For anyone absolutely desperate for their CD, I would recommend checking the following web sites, which frequently have new or used copies for sale, though the prace may be anywhere from $25-$110:
Rock Solid Music
Christian Music X-Change
SPECIAL NOTE: I've spotted two copies of this CD for about $20 each at www.half.com.
The All Music Guide says:
With MCA putting much of its rock promotion muscle behind metal and hard rock in the early 1990s, Chagall Guevara seemed to get lost in the shuffle. It's unfortunate, because the band showed some potential on this little-known CD. Not at all predictable, the melodic rockers have a very wide variety of direct or indirect influences the album makes it sound like they were listening to everyone from Bob Dylan, the Rolling Stones and Alice Cooper to INXS. "Murder In the Big House" has an especially Cooper-ish groove, while "Take Me Back to Love Canal" exemplifies the band's more punk-influenced side, and "Rub of Love" hints at Lou Reed.

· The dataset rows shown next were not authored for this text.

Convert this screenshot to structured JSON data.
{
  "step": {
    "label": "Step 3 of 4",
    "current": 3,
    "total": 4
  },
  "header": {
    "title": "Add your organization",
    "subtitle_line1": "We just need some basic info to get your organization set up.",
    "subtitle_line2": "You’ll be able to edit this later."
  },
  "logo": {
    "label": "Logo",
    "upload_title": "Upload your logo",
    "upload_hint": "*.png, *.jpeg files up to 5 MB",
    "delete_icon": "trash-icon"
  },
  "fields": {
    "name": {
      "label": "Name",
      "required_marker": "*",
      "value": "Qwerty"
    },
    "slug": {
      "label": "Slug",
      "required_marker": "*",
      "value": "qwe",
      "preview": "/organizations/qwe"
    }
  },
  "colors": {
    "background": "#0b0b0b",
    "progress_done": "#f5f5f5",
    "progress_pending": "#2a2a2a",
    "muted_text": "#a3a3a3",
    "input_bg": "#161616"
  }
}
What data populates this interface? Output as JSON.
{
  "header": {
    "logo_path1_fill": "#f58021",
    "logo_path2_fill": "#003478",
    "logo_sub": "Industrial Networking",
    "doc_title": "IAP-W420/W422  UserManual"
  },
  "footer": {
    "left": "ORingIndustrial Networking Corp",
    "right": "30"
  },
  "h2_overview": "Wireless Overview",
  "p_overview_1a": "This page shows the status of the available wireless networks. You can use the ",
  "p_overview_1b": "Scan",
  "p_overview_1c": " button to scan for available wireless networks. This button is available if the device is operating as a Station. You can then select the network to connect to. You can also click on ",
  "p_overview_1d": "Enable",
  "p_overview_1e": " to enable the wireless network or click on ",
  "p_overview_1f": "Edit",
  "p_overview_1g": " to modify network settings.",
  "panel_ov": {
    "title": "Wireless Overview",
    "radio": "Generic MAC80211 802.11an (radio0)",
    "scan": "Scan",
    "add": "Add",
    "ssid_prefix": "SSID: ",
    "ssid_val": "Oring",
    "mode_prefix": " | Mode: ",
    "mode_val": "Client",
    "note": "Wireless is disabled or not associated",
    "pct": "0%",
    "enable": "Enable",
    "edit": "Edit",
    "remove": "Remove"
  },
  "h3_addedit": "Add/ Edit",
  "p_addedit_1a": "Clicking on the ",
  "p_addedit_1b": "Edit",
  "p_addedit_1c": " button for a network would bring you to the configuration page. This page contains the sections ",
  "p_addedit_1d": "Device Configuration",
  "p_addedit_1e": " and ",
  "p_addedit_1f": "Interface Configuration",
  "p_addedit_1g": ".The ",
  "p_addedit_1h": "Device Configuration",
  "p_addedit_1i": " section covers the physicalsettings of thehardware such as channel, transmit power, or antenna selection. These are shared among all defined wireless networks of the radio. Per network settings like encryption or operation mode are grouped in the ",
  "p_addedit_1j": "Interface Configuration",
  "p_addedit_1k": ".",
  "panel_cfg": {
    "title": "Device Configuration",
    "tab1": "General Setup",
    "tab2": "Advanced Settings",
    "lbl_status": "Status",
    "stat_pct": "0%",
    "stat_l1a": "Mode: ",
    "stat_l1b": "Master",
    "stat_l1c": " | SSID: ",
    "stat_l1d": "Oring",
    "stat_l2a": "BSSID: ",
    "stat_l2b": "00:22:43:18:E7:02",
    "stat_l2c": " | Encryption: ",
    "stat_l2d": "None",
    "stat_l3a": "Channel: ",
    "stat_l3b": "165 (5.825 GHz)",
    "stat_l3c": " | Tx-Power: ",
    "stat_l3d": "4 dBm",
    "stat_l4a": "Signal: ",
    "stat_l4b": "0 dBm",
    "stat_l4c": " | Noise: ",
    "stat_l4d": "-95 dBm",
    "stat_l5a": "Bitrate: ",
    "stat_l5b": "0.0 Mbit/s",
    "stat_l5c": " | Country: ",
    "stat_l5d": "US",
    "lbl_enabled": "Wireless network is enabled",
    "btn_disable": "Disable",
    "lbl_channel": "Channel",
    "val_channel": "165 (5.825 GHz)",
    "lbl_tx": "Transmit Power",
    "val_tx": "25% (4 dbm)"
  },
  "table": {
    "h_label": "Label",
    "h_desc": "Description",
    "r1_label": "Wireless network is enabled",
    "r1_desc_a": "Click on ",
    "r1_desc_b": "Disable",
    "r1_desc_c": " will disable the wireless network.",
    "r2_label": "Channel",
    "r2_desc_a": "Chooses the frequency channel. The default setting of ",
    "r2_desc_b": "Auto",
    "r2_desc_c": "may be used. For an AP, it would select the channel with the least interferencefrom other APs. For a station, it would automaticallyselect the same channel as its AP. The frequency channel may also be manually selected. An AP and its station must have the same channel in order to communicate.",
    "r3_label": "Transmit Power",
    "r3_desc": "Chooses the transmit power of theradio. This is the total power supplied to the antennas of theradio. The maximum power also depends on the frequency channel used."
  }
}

Chagall Guevara should have done a lot better commercially.
Billboard Magazine Review (2/9/91) says:
"Nashville-based quintet serves up melodic, straight-on rock'n'roll on a debut disc with plenty of promise. Vocalist Steve Taylor has an ingratiatingly grainy style, while guitarists L. Arthur Nichols and Dave Perkins heat the tunes fervently. "Escher's World," "Monkey Grinder," and "Violent Blue" are strong for all rock formats; set-closing "If It All Comes True" is especially poignant, given current world affairs."